To be clear, I am not saying that we should be all talk and no action. To put it simply, it is important to have the substance, but you need to demonstrate the form as well because, like it or not, you will be judged on that.    

What does this have to do with our education system?

I believe that one reason why my generation of Singaporeans lack such skills is that there was never any incentive to speak up or speak well in school. In my time, oral exams were only pass/fail, and were, frankly, meaningless. So, very little time was spent on making presentations or engaging in activities which enabled us to speak up. Instead, we spent a lot of time writing and on hard subjects, because that is what the exams demanded of us. If we were poor in English or our second language, we memorised compositions and hoped that a similar topic would come up in the exam! Where English was concerned, the deficit was not made up outside school as very few of us spoke good (or any) English with our family and friends. In short, we graduated not equipped with the oratory skills important for our working lives.   

The Ministry of Education has moved on this. A few years ago, it introduced the STELLAR program and has changed the PSLE English syllabus to promote better speaking skills. There are more activities for students to make presentations and engage in debate. Our students now are more confident to speak up. These are good steps, but I wonder whether they are enough. Anecdotal evidence suggests that much more is being done in this area in the international schools. It would be good if we could get a sense of how our students are doing compared to others.  

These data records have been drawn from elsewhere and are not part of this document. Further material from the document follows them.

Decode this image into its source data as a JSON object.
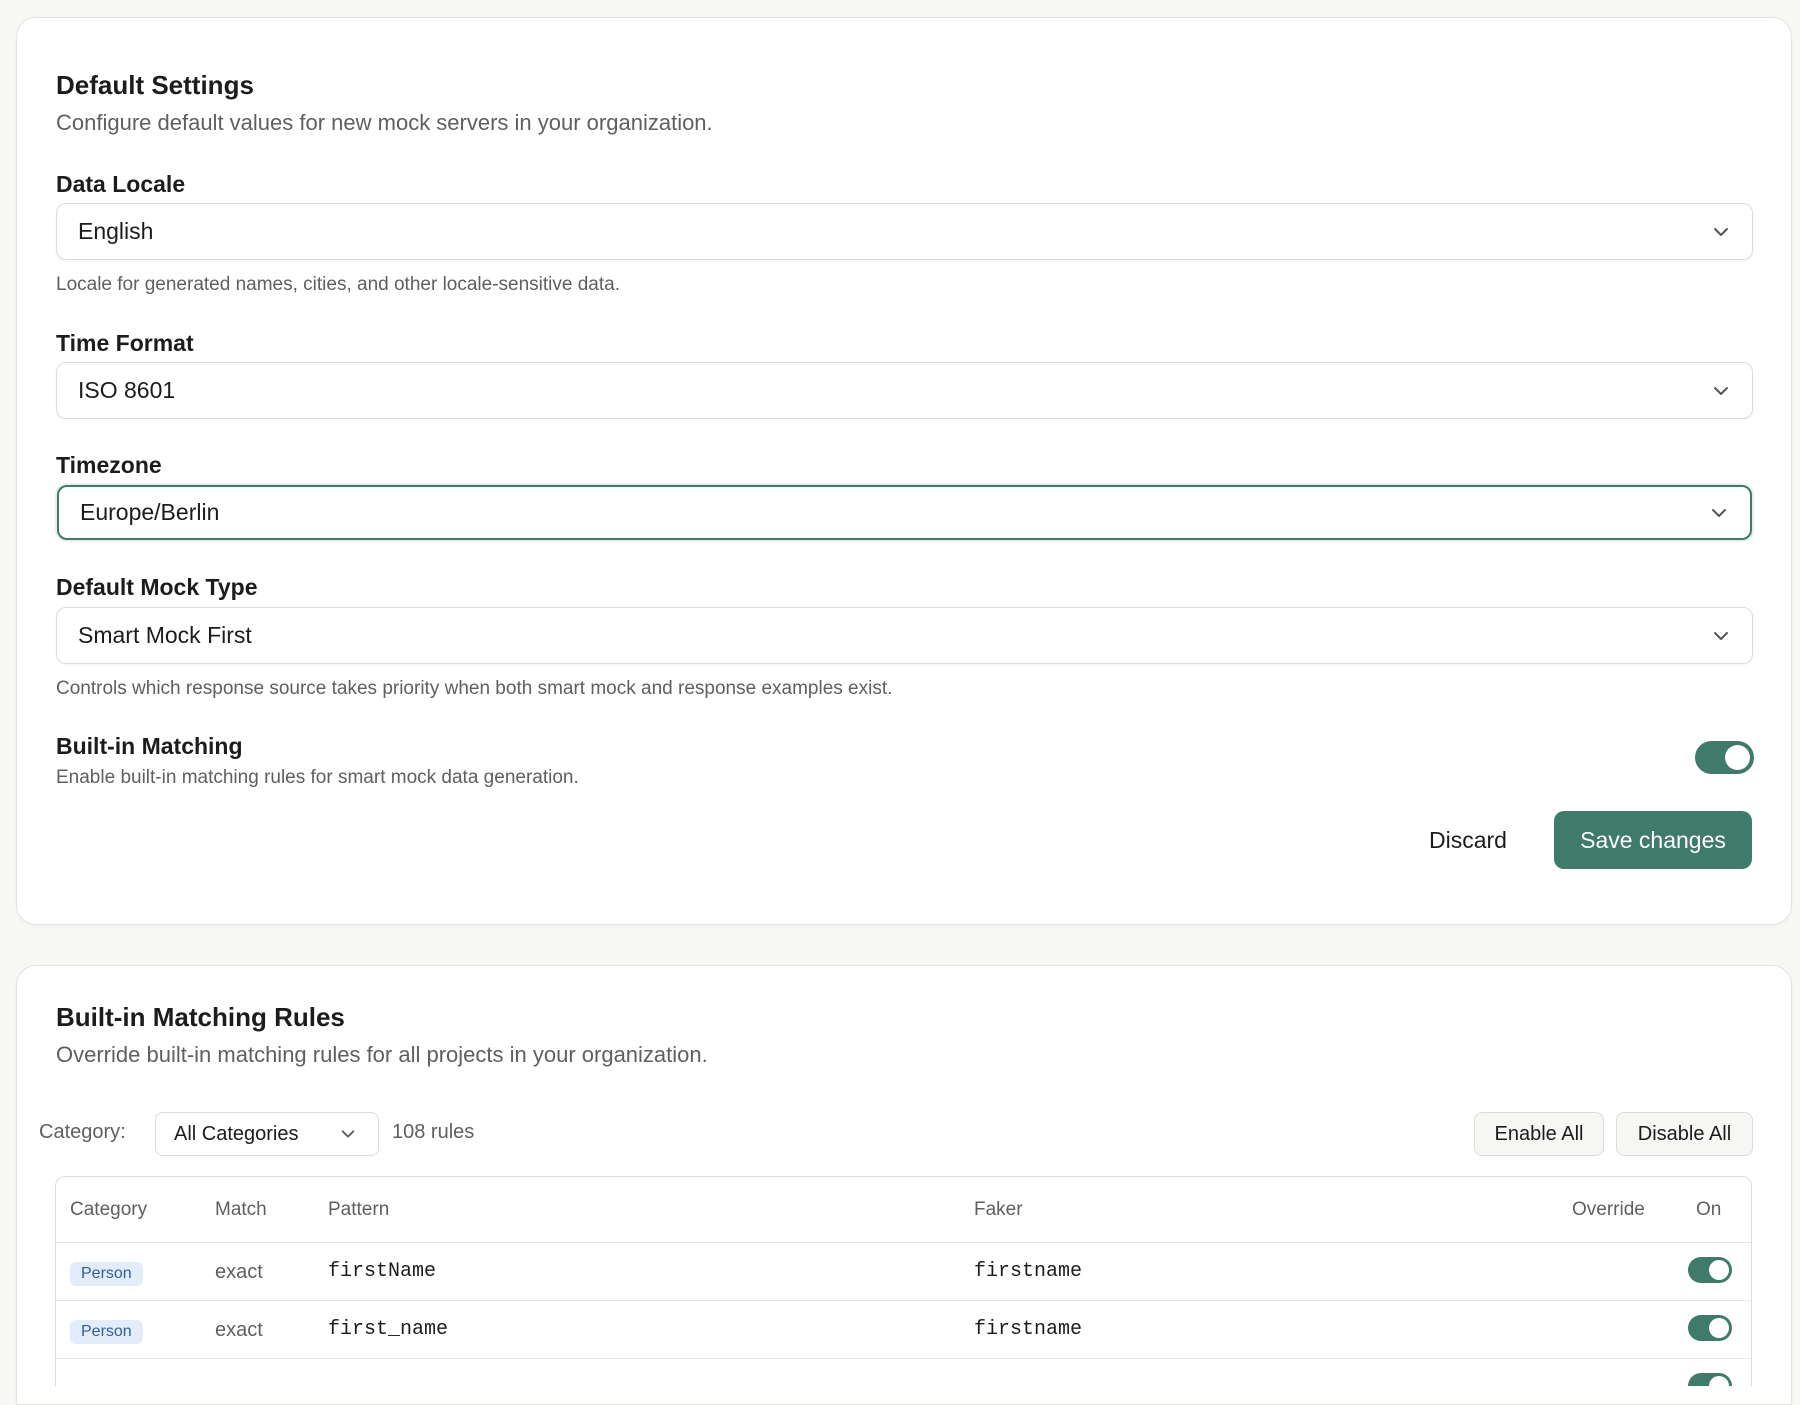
{
  "settings": {
    "title": "Default Settings",
    "subtitle": "Configure default values for new mock servers in your organization.",
    "data_locale": {
      "label": "Data Locale",
      "value": "English",
      "help": "Locale for generated names, cities, and other locale-sensitive data."
    },
    "time_format": {
      "label": "Time Format",
      "value": "ISO 8601"
    },
    "timezone": {
      "label": "Timezone",
      "value": "Europe/Berlin"
    },
    "mock_type": {
      "label": "Default Mock Type",
      "value": "Smart Mock First",
      "help": "Controls which response source takes priority when both smart mock and response examples exist."
    },
    "builtin_matching": {
      "label": "Built-in Matching",
      "help": "Enable built-in matching rules for smart mock data generation.",
      "enabled": true
    },
    "discard_label": "Discard",
    "save_label": "Save changes"
  },
  "rules": {
    "title": "Built-in Matching Rules",
    "subtitle": "Override built-in matching rules for all projects in your organization.",
    "category_label": "Category:",
    "category_value": "All Categories",
    "count": "108 rules",
    "enable_all": "Enable All",
    "disable_all": "Disable All",
    "columns": {
      "category": "Category",
      "match": "Match",
      "pattern": "Pattern",
      "faker": "Faker",
      "override": "Override",
      "on": "On"
    },
    "rows": [
      {
        "category": "Person",
        "match": "exact",
        "pattern": "firstName",
        "faker": "firstname",
        "on": true
      },
      {
        "category": "Person",
        "match": "exact",
        "pattern": "first_name",
        "faker": "firstname",
        "on": true
      }
    ]
  },
  "colors": {
    "accent": "#3f7a6b",
    "badge_bg": "#e3edf9",
    "badge_text": "#2d5f9a"
  }
}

Here is the connection to AP Tan’s point. If we placed greater emphasis on speaking up in schools, and assess students accordingly, there will be a greater incentive to speak well. Nothing focuses the minds of students and parents better. I am not proposing to burden our kids even more – we can afford to scale back a bit on content. Yes, parentocracy dictates that those with means can and will send their kids for enrichment classes to improve their speaking skills.  But that advantage will always be there in any system – think tuition and personal coaching for art, dance and tennis to meet direct school admission (DSA) requirements.   

But here is the thing – it costs much less money to get our children to speak up and speak well than to learn to play tennis or the piano. The difference is that at the end of the day, our children will learn a real skill which will benefit them for the rest of their lives.

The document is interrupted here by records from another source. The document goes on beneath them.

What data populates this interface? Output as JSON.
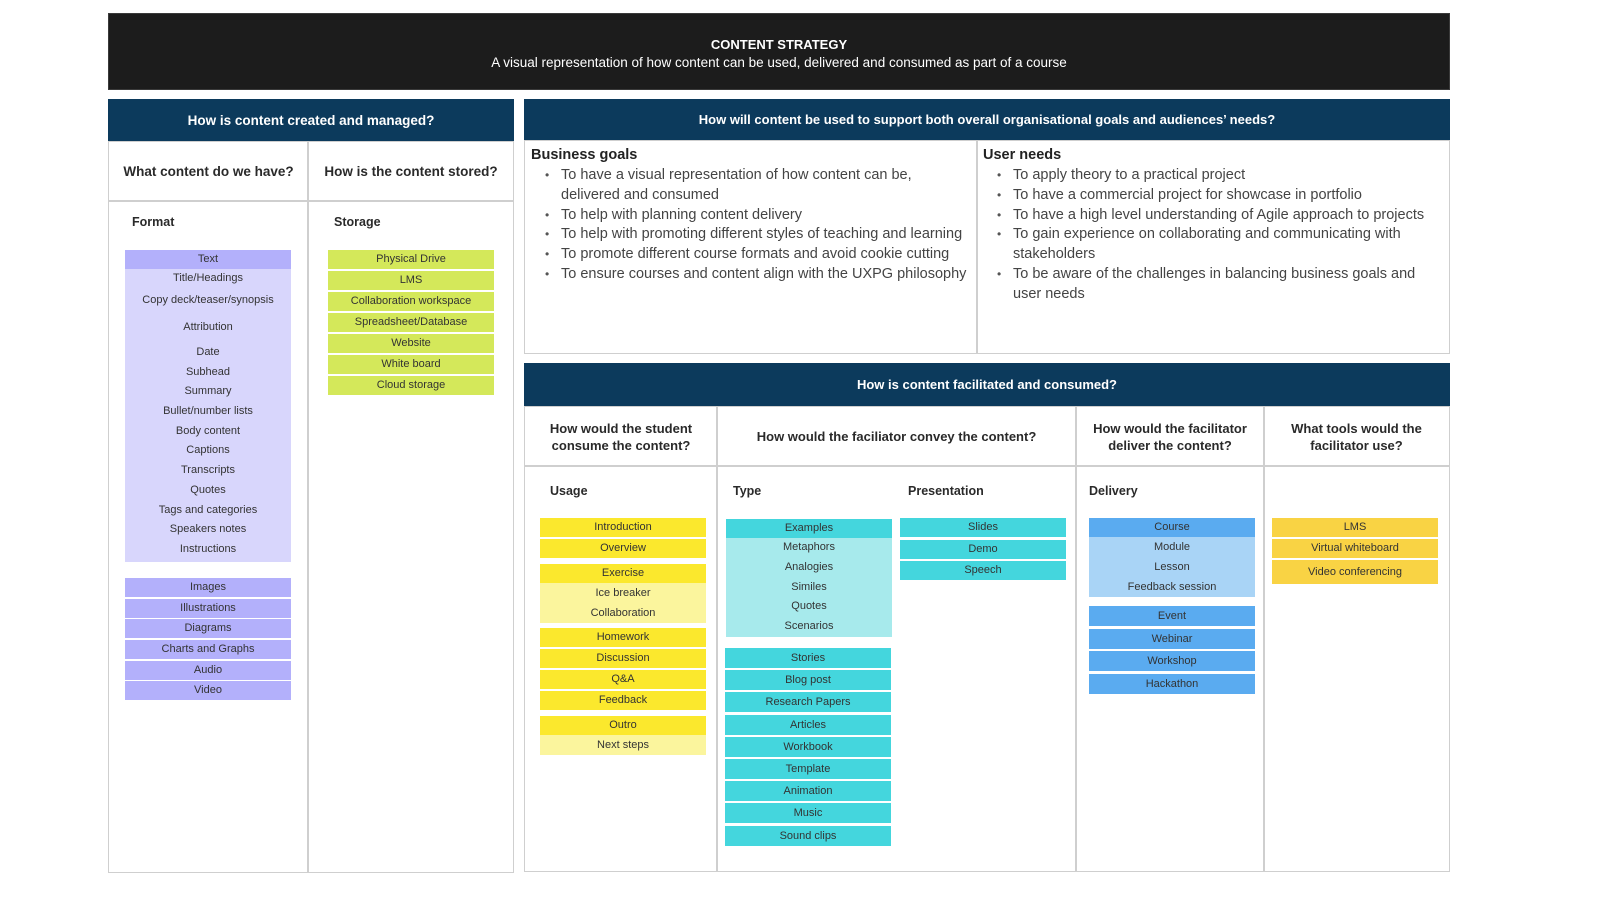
{
  "banner": {
    "title": "CONTENT STRATEGY",
    "subtitle": "A visual representation of how content can be used, delivered and consumed as part of a course"
  },
  "created": {
    "header": "How is content created and managed?",
    "col1": {
      "question": "What content do we have?",
      "label": "Format",
      "text_group": {
        "title": "Text",
        "items": [
          "Title/Headings",
          "Copy deck/teaser/synopsis",
          "Attribution",
          "Date",
          "Subhead",
          "Summary",
          "Bullet/number lists",
          "Body content",
          "Captions",
          "Transcripts",
          "Quotes",
          "Tags and categories",
          "Speakers notes",
          "Instructions"
        ]
      },
      "media": [
        "Images",
        "Illustrations",
        "Diagrams",
        "Charts and Graphs",
        "Audio",
        "Video"
      ]
    },
    "col2": {
      "question": "How is the content stored?",
      "label": "Storage",
      "items": [
        "Physical Drive",
        "LMS",
        "Collaboration workspace",
        "Spreadsheet/Database",
        "Website",
        "White board",
        "Cloud storage"
      ]
    }
  },
  "goals": {
    "header": "How will content be used to support both overall organisational goals and audiences’ needs?",
    "business": {
      "title": "Business goals",
      "items": [
        "To have a visual representation of how content can be, delivered and consumed",
        "To help with planning content delivery",
        "To help with promoting different styles of teaching and learning",
        "To promote different course formats and avoid cookie cutting",
        "To ensure courses and content align with the UXPG philosophy"
      ]
    },
    "user": {
      "title": "User needs",
      "items": [
        "To apply theory to a practical project",
        "To have a commercial project for showcase in portfolio",
        "To have a high level understanding of Agile approach to projects",
        "To gain experience on collaborating and communicating with stakeholders",
        "To be aware of the challenges in balancing business goals and user needs"
      ]
    }
  },
  "facilitated": {
    "header": "How is content facilitated and consumed?",
    "student": {
      "question": "How would the student consume the content?",
      "label": "Usage",
      "groups": [
        {
          "title": "Introduction",
          "items": []
        },
        {
          "title": "Overview",
          "items": []
        },
        {
          "title": "Exercise",
          "items": [
            "Ice breaker",
            "Collaboration"
          ]
        },
        {
          "title": "Homework",
          "items": []
        },
        {
          "title": "Discussion",
          "items": []
        },
        {
          "title": "Q&A",
          "items": []
        },
        {
          "title": "Feedback",
          "items": []
        },
        {
          "title": "Outro",
          "items": [
            "Next steps"
          ]
        }
      ]
    },
    "convey": {
      "question": "How would the faciliator convey the content?",
      "type_label": "Type",
      "type_group": {
        "title": "Examples",
        "items": [
          "Metaphors",
          "Analogies",
          "Similes",
          "Quotes",
          "Scenarios"
        ]
      },
      "type_items": [
        "Stories",
        "Blog post",
        "Research Papers",
        "Articles",
        "Workbook",
        "Template",
        "Animation",
        "Music",
        "Sound clips"
      ],
      "presentation_label": "Presentation",
      "presentation_items": [
        "Slides",
        "Demo",
        "Speech"
      ]
    },
    "deliver": {
      "question": "How would the facilitator deliver the content?",
      "label": "Delivery",
      "course_group": {
        "title": "Course",
        "items": [
          "Module",
          "Lesson",
          "Feedback session"
        ]
      },
      "items": [
        "Event",
        "Webinar",
        "Workshop",
        "Hackathon"
      ]
    },
    "tools": {
      "question": "What tools would the facilitator use?",
      "items": [
        "LMS",
        "Virtual whiteboard",
        "Video conferencing"
      ]
    }
  },
  "colors": {
    "navy": "#0c3a5c",
    "banner": "#1c1c1c",
    "purple_strong": "#b3b0fb",
    "purple_light": "#d8d6fc",
    "lime": "#d4e85a",
    "yellow_strong": "#fbe82d",
    "yellow_light": "#fbf59d",
    "cyan_strong": "#44d6dd",
    "cyan_light": "#a7eaec",
    "blue_strong": "#5aabf0",
    "blue_light": "#a9d4f6",
    "amber": "#f9d344"
  }
}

My thoughts:

Like most Singaporean students, I used to be quiet in school during my younger days. Dare not voice opinions. Because I fear of appearing stupid or ridiculous in front of others. 

In the past 10 years or so, as I stepped out into the workforce and due to my hearing-challenge issue, I began to push myself, to speak up as often as I can. Partly also due to peer influence (most people around me are uni graduates and professionals), I need to bench-mark myself, therefore I make sure I speak proper English as fluently as I can.

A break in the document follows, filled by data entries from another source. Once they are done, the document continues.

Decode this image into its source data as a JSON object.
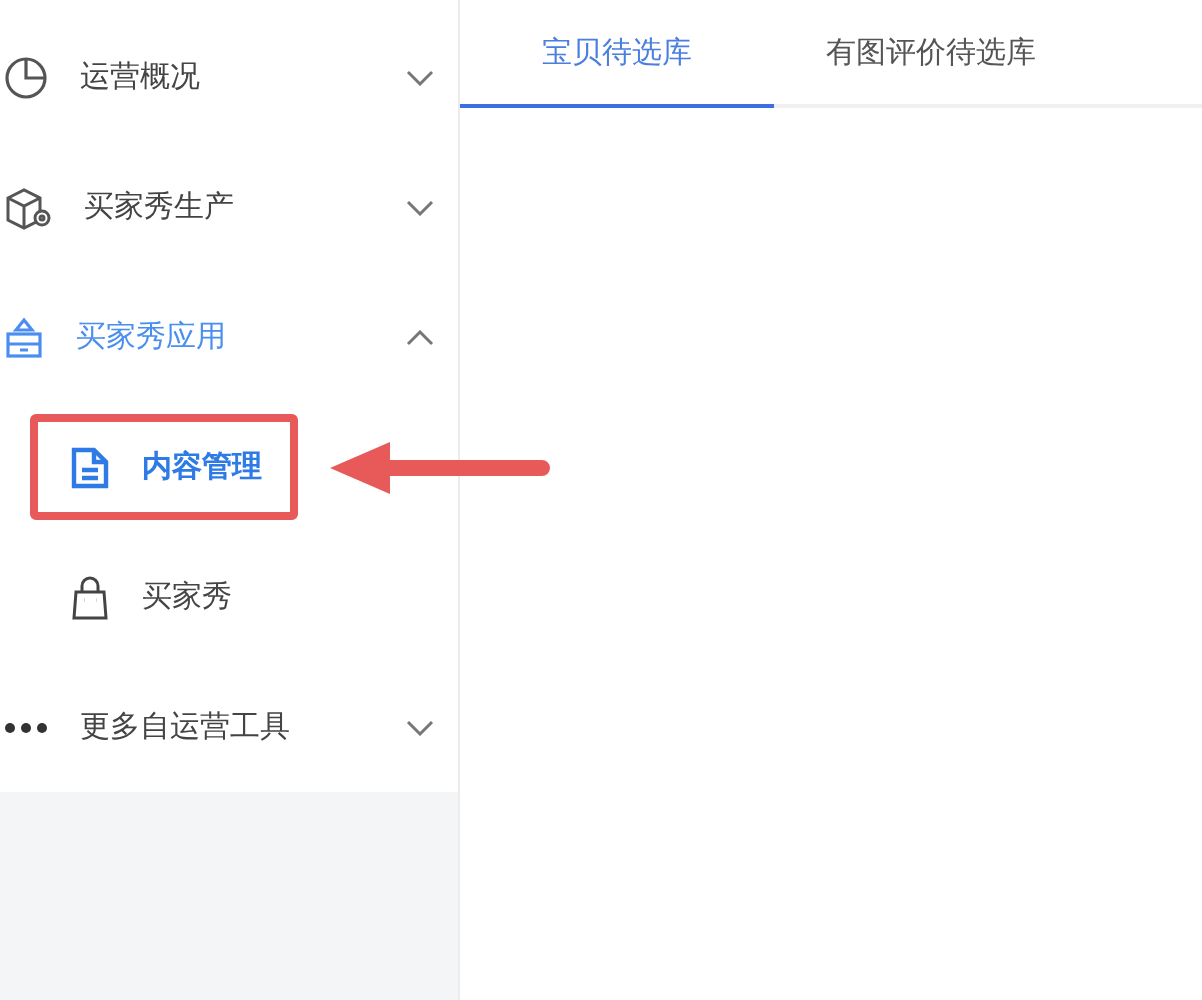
{
  "sidebar": {
    "items": [
      {
        "label": "运营概况",
        "expanded": false,
        "active": false
      },
      {
        "label": "买家秀生产",
        "expanded": false,
        "active": false
      },
      {
        "label": "买家秀应用",
        "expanded": true,
        "active": true,
        "children": [
          {
            "label": "内容管理",
            "selected": true,
            "highlighted": true
          },
          {
            "label": "买家秀",
            "selected": false,
            "highlighted": false
          }
        ]
      },
      {
        "label": "更多自运营工具",
        "expanded": false,
        "active": false
      }
    ]
  },
  "tabs": [
    {
      "label": "宝贝待选库",
      "selected": true
    },
    {
      "label": "有图评价待选库",
      "selected": false
    }
  ]
}
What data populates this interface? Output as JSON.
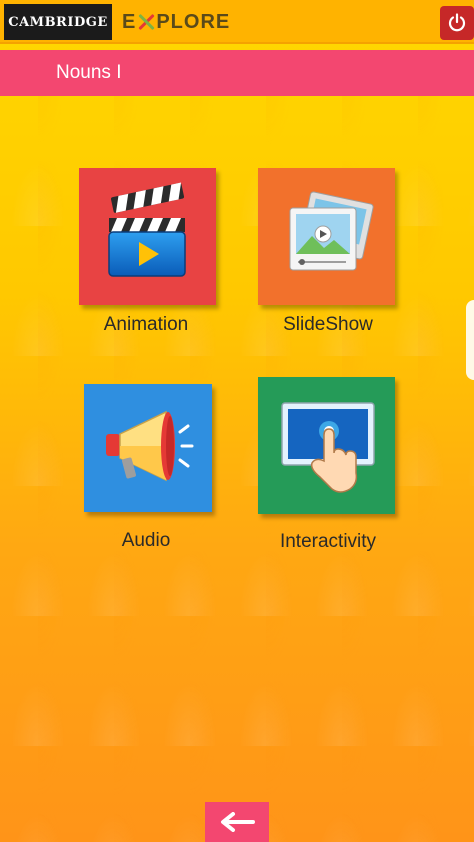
{
  "header": {
    "brand_left": "CAMBRIDGE",
    "brand_right_prefix": "E",
    "brand_right_suffix": "PLORE",
    "power_icon": "power-icon"
  },
  "titlebar": {
    "title": "Nouns I"
  },
  "tiles": [
    {
      "label": "Animation",
      "icon": "clapperboard-icon",
      "color": "#e84343"
    },
    {
      "label": "SlideShow",
      "icon": "slideshow-icon",
      "color": "#f2712c"
    },
    {
      "label": "Audio",
      "icon": "megaphone-icon",
      "color": "#2f8fe0"
    },
    {
      "label": "Interactivity",
      "icon": "touch-screen-icon",
      "color": "#259b58"
    }
  ],
  "footer": {
    "back_icon": "arrow-left-icon"
  },
  "colors": {
    "topbar": "#ffb300",
    "titlebar": "#f34770",
    "power_button": "#c62828"
  }
}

I only do Singlish-speaking during informal settings such as conversations with friends or family members.

I am usually a quiet worker. I think long before I speak. If I can do so on-the-spot, I will try to value-add to the task by providing constructive feedback or share some honest opinions.

I am well aware of the fact that if I don’t bother to speak fluent English as often as I can at appropriate occasions publicly, NOBODY will know how well I can express myself, let alone gauging my communication skills, performance appraisal etc.

Having intelligence quotient  (cognition, memory, thinking, process) is important, but other factors such as emotional quotient (self awareness, self regulation, emotions management) and social quotient (social & interpersonal skills, political strategies, leadership, influence, negotiation, communication, impression management) are also equally vital as well.

I believe EQ and SQ can help one succeed further in life, than just relying on IQ.

At the end of the day, you want people to notice you. Agree?